It seems to me that it is better to have the listener ask a question about what you can do for them or the value of your offerings intead of asking the most basic question (i.e. "Umm... what's that mean?") Acronyms have a way of making people feel stupid - they're the professional version of "AMonkeySaysWhat?" - forcing us to stop the speaker to clarify an issue that the speaker should've addressed or let the speaker go on as we focus on the fact that we have no clue what was just said. There's an old military prank that guys pull on new recruits - commenting that the hardest part of the job is cleaning up after all of the spent B-1RD (pronounced "Bee One Arr Dee") fuel in the hangar. It's a rare recruit that figures it out in the first couple days.

Want a few more reasons?

How about these:
  1. We did fine for centuries without even having a word to describe what an acronym was. It wasn't until the 1940s (shortly after The New Deal) that the mess of long-winded government programs likely forced us to come up with a way to describe the alphabet soup. Do you really want to be associated with annonymous government programs?
  2. Typically you can't trademark your acronym by itself. And you can't prevent others from using the same one that you do. There aren't enough letters in our alphabet to allow every company and association to get their own short acronym reserved all for themselves. So...
  3. You end up sharing your acronym with hundreds our thousands of other entities and no one can ever find you.
Think the big guys are immune? Think again. ABC - an acronym "owned" by the American Broadcasting Company - seems to have a bit of trouble keeping others off of their letters. On the first page of an ABC Google search we find:
  • " yet Another Bittorent Client"
  • Australia's public broadcasting network
  • The national trade association representing merit shop contractors
  • The audit bureau of circulations
  • ...and references to three different branches of the American Broadcasting Company.
If we're generous and we allow a contextualizing term like "towing" to be added to ABC we should be able to find our local tow shop, right?

Nope.

Unless you're fortunate enough to be in Hammond, Indiana. Those guys are easy to find. Most of the other 1.8 million "ABC Towing" hits are for other companies in other cities and states - and are entirely unrelated to the guys in Hammond.

Acronyms, plainly stated, are perhaps the fastest way to become permanently anonymous in business.

That said, there are exceptions. One quick look at FCUK and you'll see there are ways to get attention. But (thankfully?) there can really be only one FCUK. However, I know without even looking that even this name has been copied. I'll give ten to one odds that FUKC and FCKU are both being marketed as copycat brands... (But that is a rant for another day.)

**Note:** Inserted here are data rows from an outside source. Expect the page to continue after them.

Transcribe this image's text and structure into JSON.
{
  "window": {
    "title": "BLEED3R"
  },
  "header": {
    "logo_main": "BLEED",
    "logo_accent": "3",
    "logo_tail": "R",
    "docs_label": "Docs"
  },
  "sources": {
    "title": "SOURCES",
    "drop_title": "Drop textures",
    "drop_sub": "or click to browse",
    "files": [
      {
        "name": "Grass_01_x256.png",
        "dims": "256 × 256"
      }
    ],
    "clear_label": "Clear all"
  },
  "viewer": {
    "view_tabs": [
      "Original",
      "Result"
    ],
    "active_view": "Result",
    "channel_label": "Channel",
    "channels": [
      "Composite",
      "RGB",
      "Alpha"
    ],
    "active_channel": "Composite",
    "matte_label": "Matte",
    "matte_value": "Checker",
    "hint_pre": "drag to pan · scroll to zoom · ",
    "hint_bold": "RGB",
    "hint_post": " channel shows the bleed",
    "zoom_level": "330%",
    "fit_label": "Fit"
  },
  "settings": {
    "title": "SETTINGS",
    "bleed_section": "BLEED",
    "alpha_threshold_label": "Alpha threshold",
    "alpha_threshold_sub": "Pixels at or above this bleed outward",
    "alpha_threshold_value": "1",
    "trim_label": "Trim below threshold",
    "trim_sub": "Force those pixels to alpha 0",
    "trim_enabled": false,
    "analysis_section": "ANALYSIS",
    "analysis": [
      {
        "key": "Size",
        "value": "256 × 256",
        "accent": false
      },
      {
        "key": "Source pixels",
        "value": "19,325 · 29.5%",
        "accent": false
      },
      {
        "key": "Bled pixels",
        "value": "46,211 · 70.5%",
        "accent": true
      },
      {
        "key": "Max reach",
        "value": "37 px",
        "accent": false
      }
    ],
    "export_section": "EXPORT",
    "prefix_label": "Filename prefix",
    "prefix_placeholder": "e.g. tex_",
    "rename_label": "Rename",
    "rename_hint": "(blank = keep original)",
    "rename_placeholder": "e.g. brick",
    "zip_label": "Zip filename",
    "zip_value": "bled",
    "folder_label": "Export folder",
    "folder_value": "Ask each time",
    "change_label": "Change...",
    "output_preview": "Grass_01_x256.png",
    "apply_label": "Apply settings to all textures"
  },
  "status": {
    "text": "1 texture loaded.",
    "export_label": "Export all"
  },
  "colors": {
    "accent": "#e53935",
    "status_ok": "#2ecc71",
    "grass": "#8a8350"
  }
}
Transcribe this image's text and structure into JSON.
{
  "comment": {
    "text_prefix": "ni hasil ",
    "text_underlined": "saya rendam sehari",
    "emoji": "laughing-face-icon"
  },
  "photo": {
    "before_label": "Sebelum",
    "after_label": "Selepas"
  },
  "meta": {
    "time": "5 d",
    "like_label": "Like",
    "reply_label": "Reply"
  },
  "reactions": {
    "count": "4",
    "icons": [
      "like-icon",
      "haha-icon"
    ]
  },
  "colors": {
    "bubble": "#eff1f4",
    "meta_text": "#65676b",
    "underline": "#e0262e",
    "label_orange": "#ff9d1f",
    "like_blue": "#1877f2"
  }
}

Aww heck... I couldn't resist!
2 Comments
Nancy Friedman September 5, 2007 4:59 PM

Here's a winner: the Bones And Raw Food diet for dogs, touted as "healthy, natural, and nutritional."
Yep, BARF.
www.barfworld.com.

Tate Linden September 13, 2007 8:08 AM

How fun!
Sadly my dog would eat it despite the name. Along with the actual barf that she eats when it is available...